Painted a couple of silk scarves as well. I plan on putting these
 in the upcoming Studios on the Park "Handcrafted for the Holidays" show.

Tuesday, October 15, 2019

Dyeing Silk Scarves

Had a lot of fun over the weekend dyeing two new scarves
 and over-dyeing two previously dyed ones.
 I was afraid that the darker colors would totally take over the lighter ones on this scarf below,
but that didn't happen. I enjoy working in this very free, abstract painting style. After squirting on the dyes, I gently lift the plastic a bit from each end to encourage mingling of the colors.

  Below is the finished washed and ironed scarf.

On the other new scarf  I used the arashi shibori technique, binding it to
a pvc pipe with rubber bands.  I used Lemon Yellow, Deep Orange, Turquoise and Terracotta.

 Here is the finished scarf.

The one below was previously dyed but came out very light. It was a chiffon silk, which takes the dye differently than the China silk ones above. I wanted to add more color to it.
The picture on the right shows it with all the wet dye and notice how dark it looks.
However, after curing, washing, drying, and ironing, 
it came out looking very soft and impressionistic. 


The scarf below was another one I tried to over-dye, but it didn't work out like I had hoped. I may try to do some stenciling with silk paints over it, to make it a little more exciting.

I'll be selling these scarves and more at the Studios on the Park in Paso Robles
 at their Handcrafted for the Holidays Show
 which opens November 21st and runs through December 28th. 
If you are local, check out their holiday show. 
Studios on the Park does a great job providing arts programming to the local schools.
 They serve over 100,00 students and visitors every year. 

They are located at 1130 Pine Street in Paso Robles, California. 
To find out more about them and their hours, etc., visit Studios on the Park

Tuesday, October 1, 2019

More Shibori Shenanigans

Dyed some more fabric in my blue and green series. I'm trying to get enough to create a new quilt. For that I need lots of different values of those colors.   Here's some of my new ones and a picture of my design wall with possibilities.

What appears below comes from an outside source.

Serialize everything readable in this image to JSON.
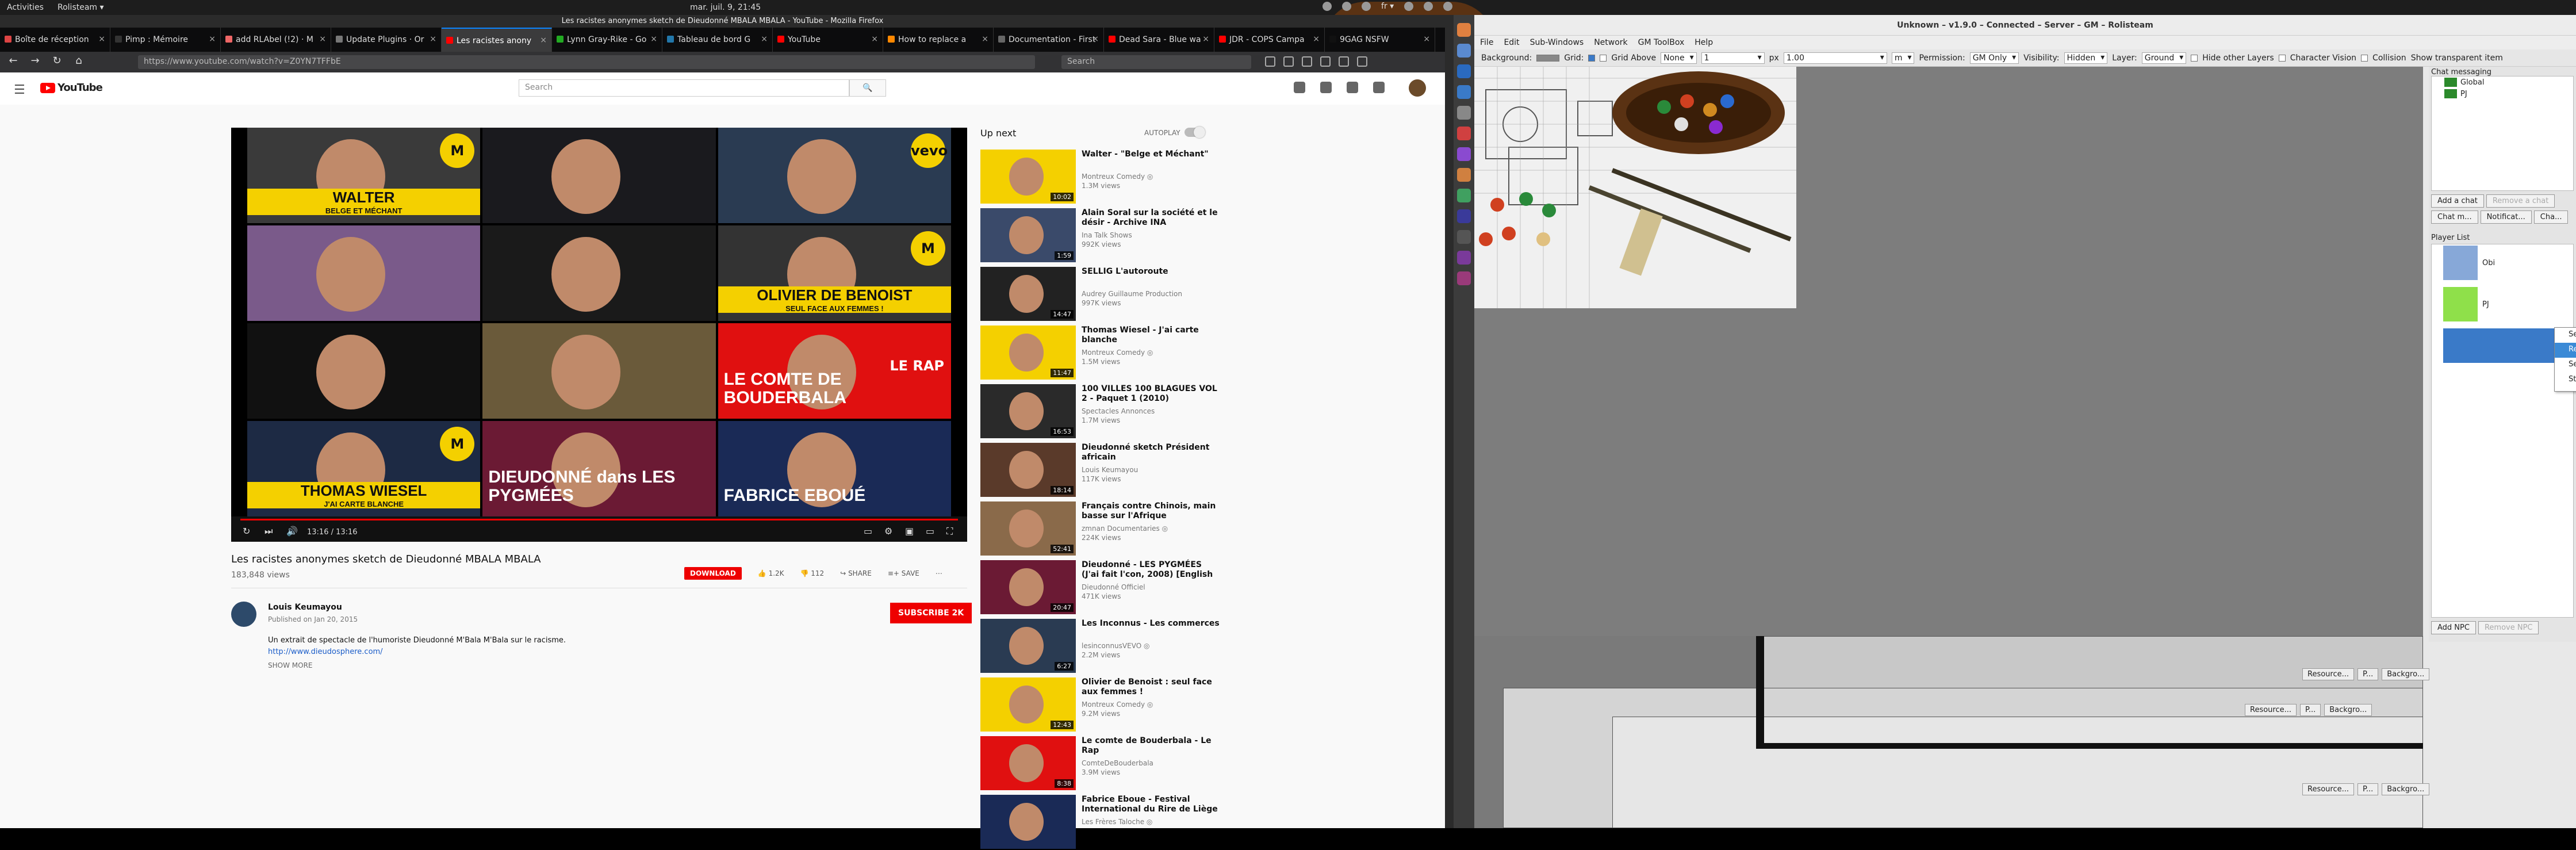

And last, but not least, a fun picture of my friend Phyllis and her granddaughter
having a great time dyeing shirts in my studio.

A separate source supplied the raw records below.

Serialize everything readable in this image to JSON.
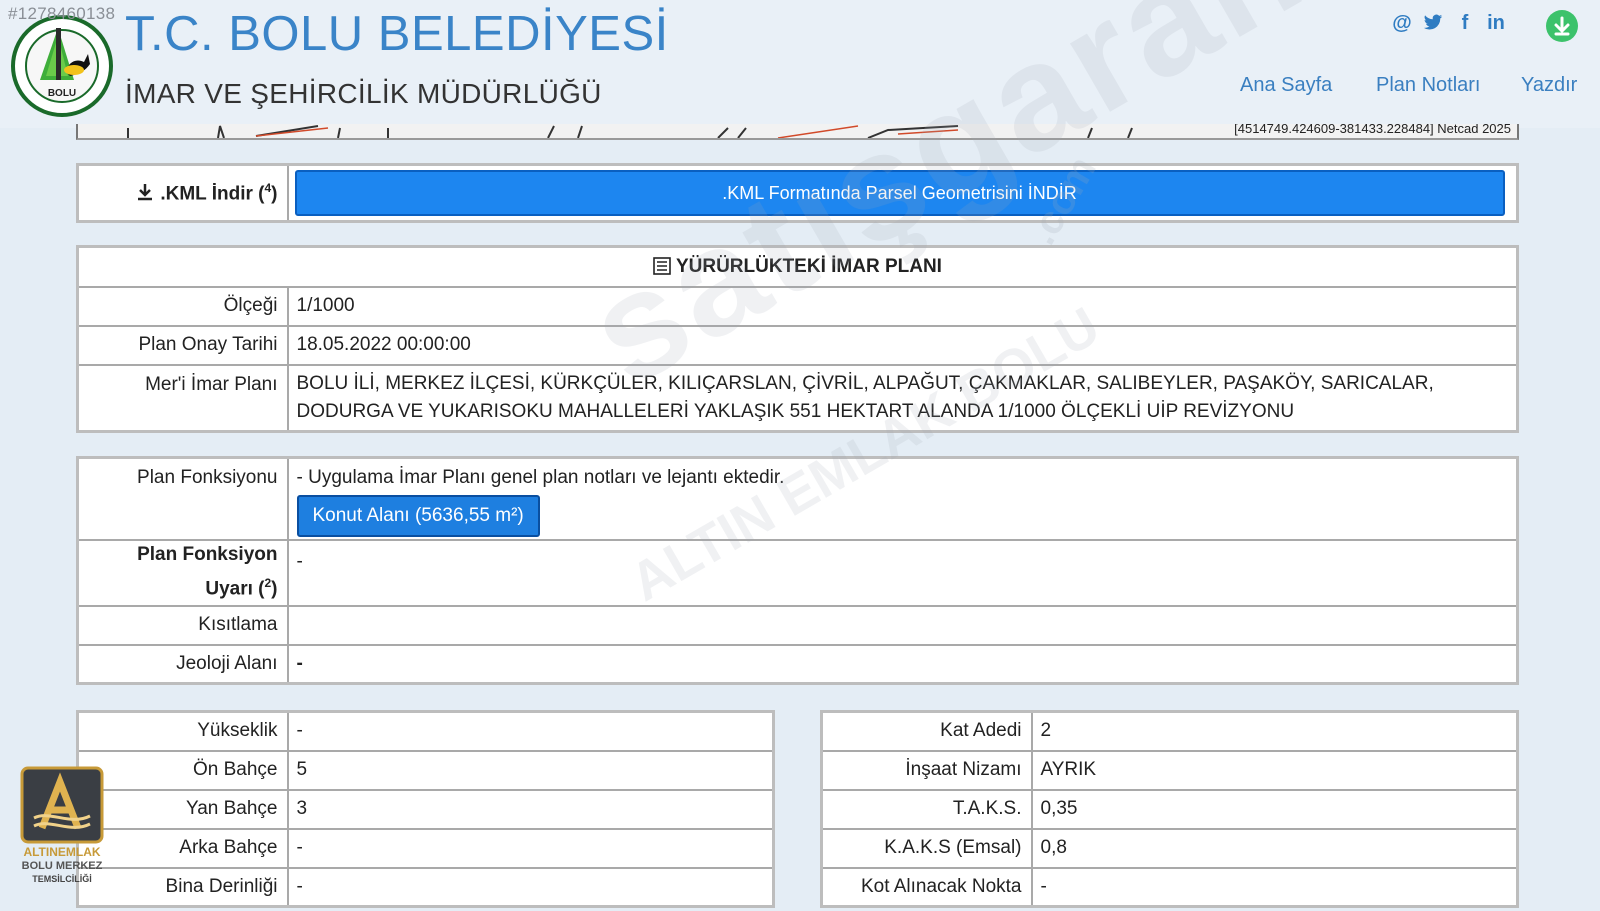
{
  "listing_id": "#1278460138",
  "header": {
    "title": "T.C. BOLU BELEDİYESİ",
    "subtitle": "İMAR VE ŞEHİRCİLİK MÜDÜRLÜĞÜ",
    "nav": [
      "Ana Sayfa",
      "Plan Notları",
      "Yazdır"
    ],
    "social": [
      "@",
      "twitter-icon",
      "f",
      "in"
    ],
    "logo_text_top": "BOLU",
    "logo_text_ring": "BELEDİYE BAŞKANLIĞI"
  },
  "map_strip": {
    "coords": "[4514749.424609-381433.228484] Netcad 2025"
  },
  "kml": {
    "label": ".KML İndir (",
    "sup": "4",
    "label_end": ")",
    "button": ".KML Formatında Parsel Geometrisini İNDİR"
  },
  "plan": {
    "header": "YÜRÜRLÜKTEKİ İMAR PLANI",
    "rows": [
      {
        "label": "Ölçeği",
        "value": "1/1000"
      },
      {
        "label": "Plan Onay Tarihi",
        "value": "18.05.2022 00:00:00"
      },
      {
        "label": "Mer'i İmar Planı",
        "value": "BOLU İLİ, MERKEZ İLÇESİ, KÜRKÇÜLER, KILIÇARSLAN, ÇİVRİL, ALPAĞUT, ÇAKMAKLAR, SALIBEYLER, PAŞAKÖY, SARICALAR, DODURGA VE YUKARISOKU MAHALLELERİ YAKLAŞIK 551 HEKTART ALANDA 1/1000 ÖLÇEKLİ UİP REVİZYONU"
      }
    ]
  },
  "function": {
    "label": "Plan Fonksiyonu",
    "note": "- Uygulama İmar Planı genel plan notları ve lejantı ektedir.",
    "button": "Konut Alanı (5636,55 m²)",
    "warn_label_1": "Plan Fonksiyon",
    "warn_label_2": "Uyarı (",
    "warn_sup": "2",
    "warn_label_end": ")",
    "warn_value": "-",
    "restriction_label": "Kısıtlama",
    "restriction_value": "",
    "geology_label": "Jeoloji Alanı",
    "geology_value": "-"
  },
  "left_table": [
    {
      "label": "Yükseklik",
      "value": "-"
    },
    {
      "label": "Ön Bahçe",
      "value": "5"
    },
    {
      "label": "Yan Bahçe",
      "value": "3"
    },
    {
      "label": "Arka Bahçe",
      "value": "-"
    },
    {
      "label": "Bina Derinliği",
      "value": "-"
    }
  ],
  "right_table": [
    {
      "label": "Kat Adedi",
      "value": "2"
    },
    {
      "label": "İnşaat Nizamı",
      "value": "AYRIK"
    },
    {
      "label": "T.A.K.S.",
      "value": "0,35"
    },
    {
      "label": "K.A.K.S (Emsal)",
      "value": "0,8"
    },
    {
      "label": "Kot Alınacak Nokta",
      "value": "-"
    }
  ],
  "watermark": {
    "main": "satışgaranti",
    "sub": "ALTIN EMLAK BOLU",
    "domain": ".com"
  },
  "badge": {
    "brand": "ALTINEMLAK",
    "line1": "BOLU MERKEZ",
    "line2": "TEMSİLCİLİĞİ"
  },
  "colors": {
    "accent": "#1d86f0",
    "title": "#3a84c8",
    "warning": "#c84a00",
    "download": "#3cc26b"
  }
}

Tuesday, September 17, 2019

Shibori Dyeing with Friends

This is the beautiful view from my studio last night.

Below is an accordion folded Itajime piece, done on Essex Linen from Dharma Trading Co. I really like it and the hand of the fabric is perfect for showing the details.

Over the weekend, one of the members of my weekly quilting circle had her art-loving granddaughter and boyfriend visiting her. She asked if they could all come over and dye a shirt. So here they are below working on their projects.

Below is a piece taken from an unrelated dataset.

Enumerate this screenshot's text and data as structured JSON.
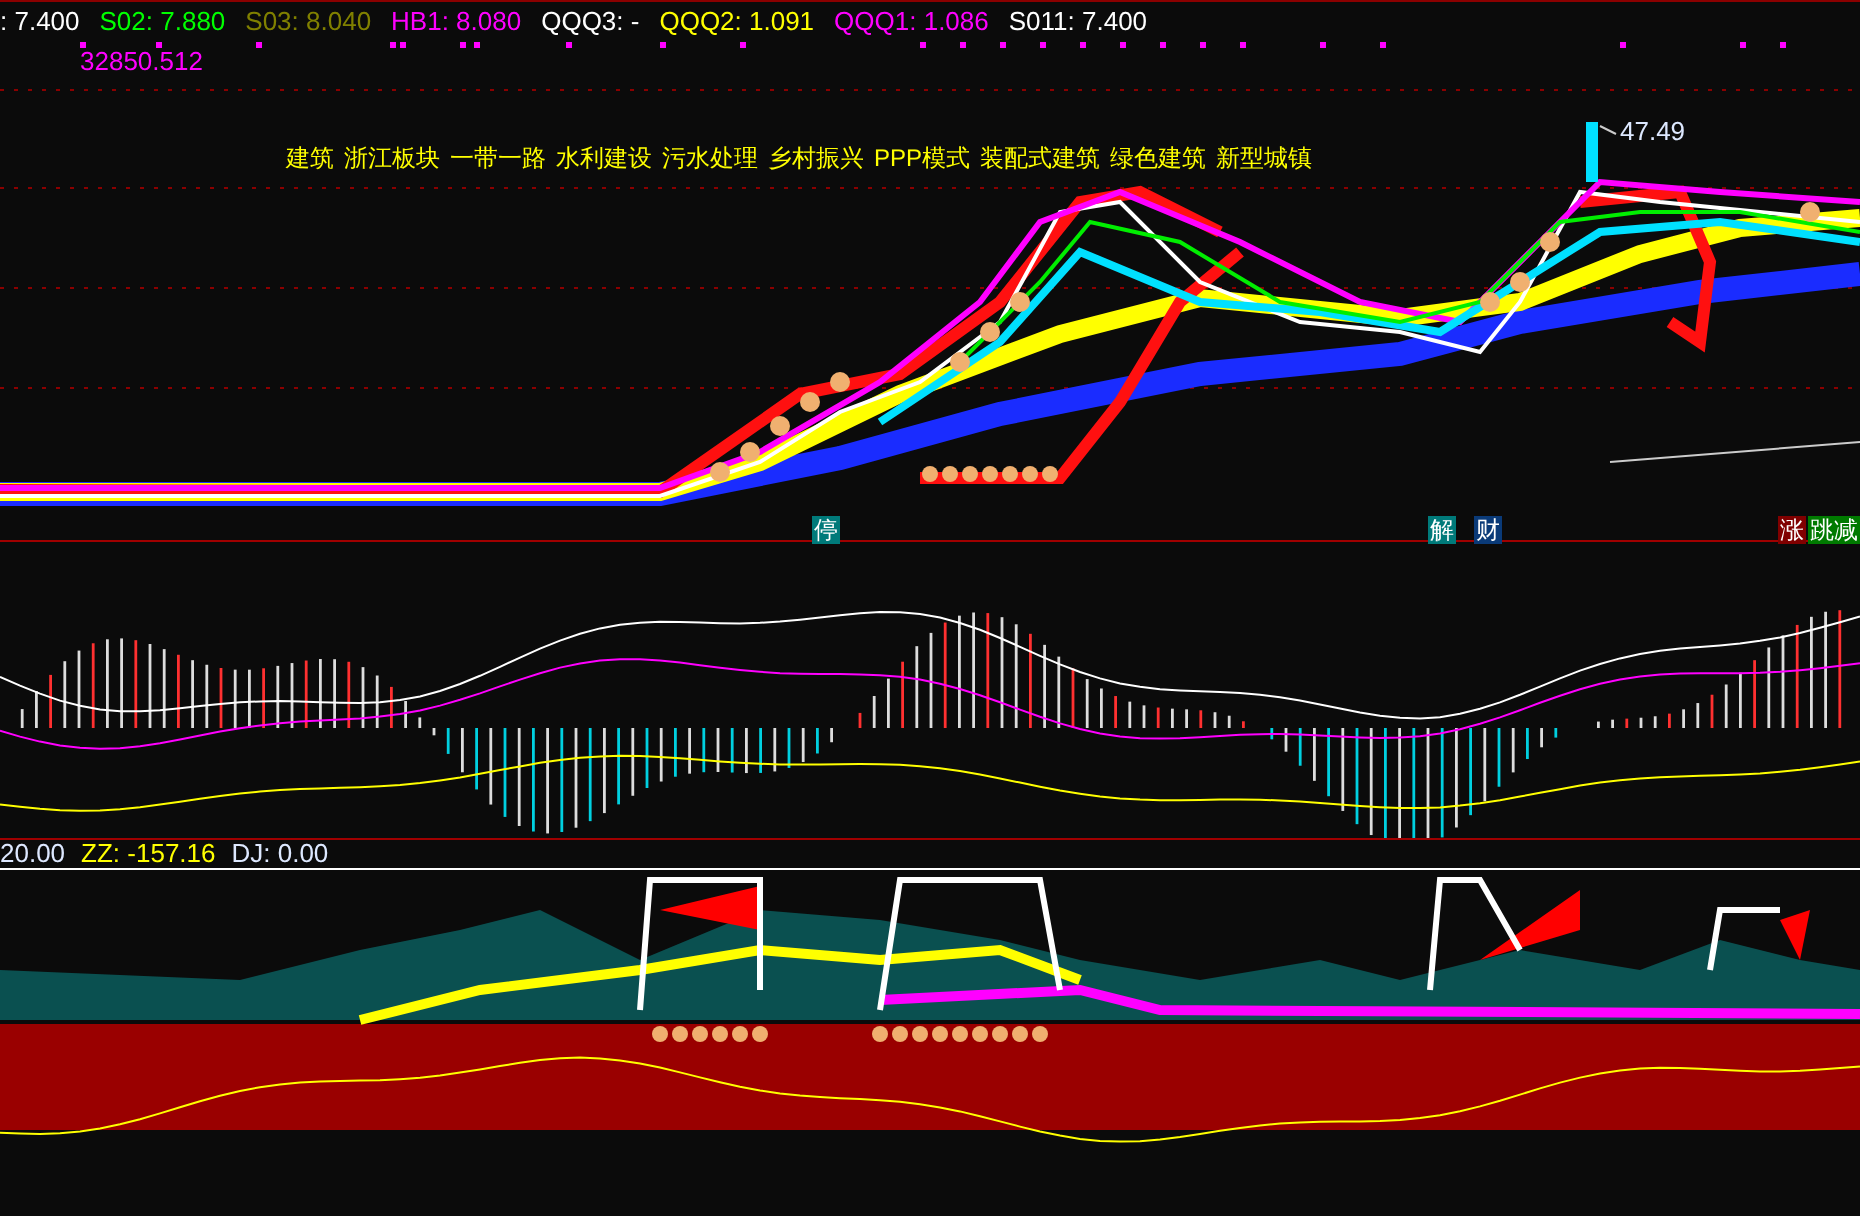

Love the intense concentration from Cameron as she's applying the dyes. Her boyfriend seemed to have a good time dyeing his first shirt ever. He was glad to find out why those kind of designs on shirts are called '"Tie Dye."  It was quite the ah-ha moment for him.

Below is another picture of the cute couple.  
Can't wait to see how their shirts turned out.

Monday, September 9, 2019

New Itajime and Arashi Shibori Fabrics and Shirt

Here are some new dyed fabrics and a shirt I made 
 with a fun group of women, part of the Sew Whatz group,  in the studio barn on Saturday.

This is a T-Shirt I over-dyed using the Arashi Shibori technique. It had been previously ice-dyed but needed another layer of pattern to tie it all together into a more cohesive design.

This is an example of the honeycomb technique.
To learn more about that technique, see my post previous to this one. 
I like the water-like texture in these honeycomb pieces.

I used hexagon shaped tiles to create this clamped resist piece shown above.
I think it resembles glowing bugs with long antennae and legs.

Above is an example of stitched resist know as Komasu Shibori.

The one above is folded just like the stitched one above it, 
but you use only rubber bands
 to create the patterns.  I like it quite a bit and it's easier.

For the one above I used two balsa wood cut outs of a maple leaf  I bought at Michaels, clamped together with fabric in-between them. 

The piece above was accordion folded and held together with rubber bands. 
It's done on linen.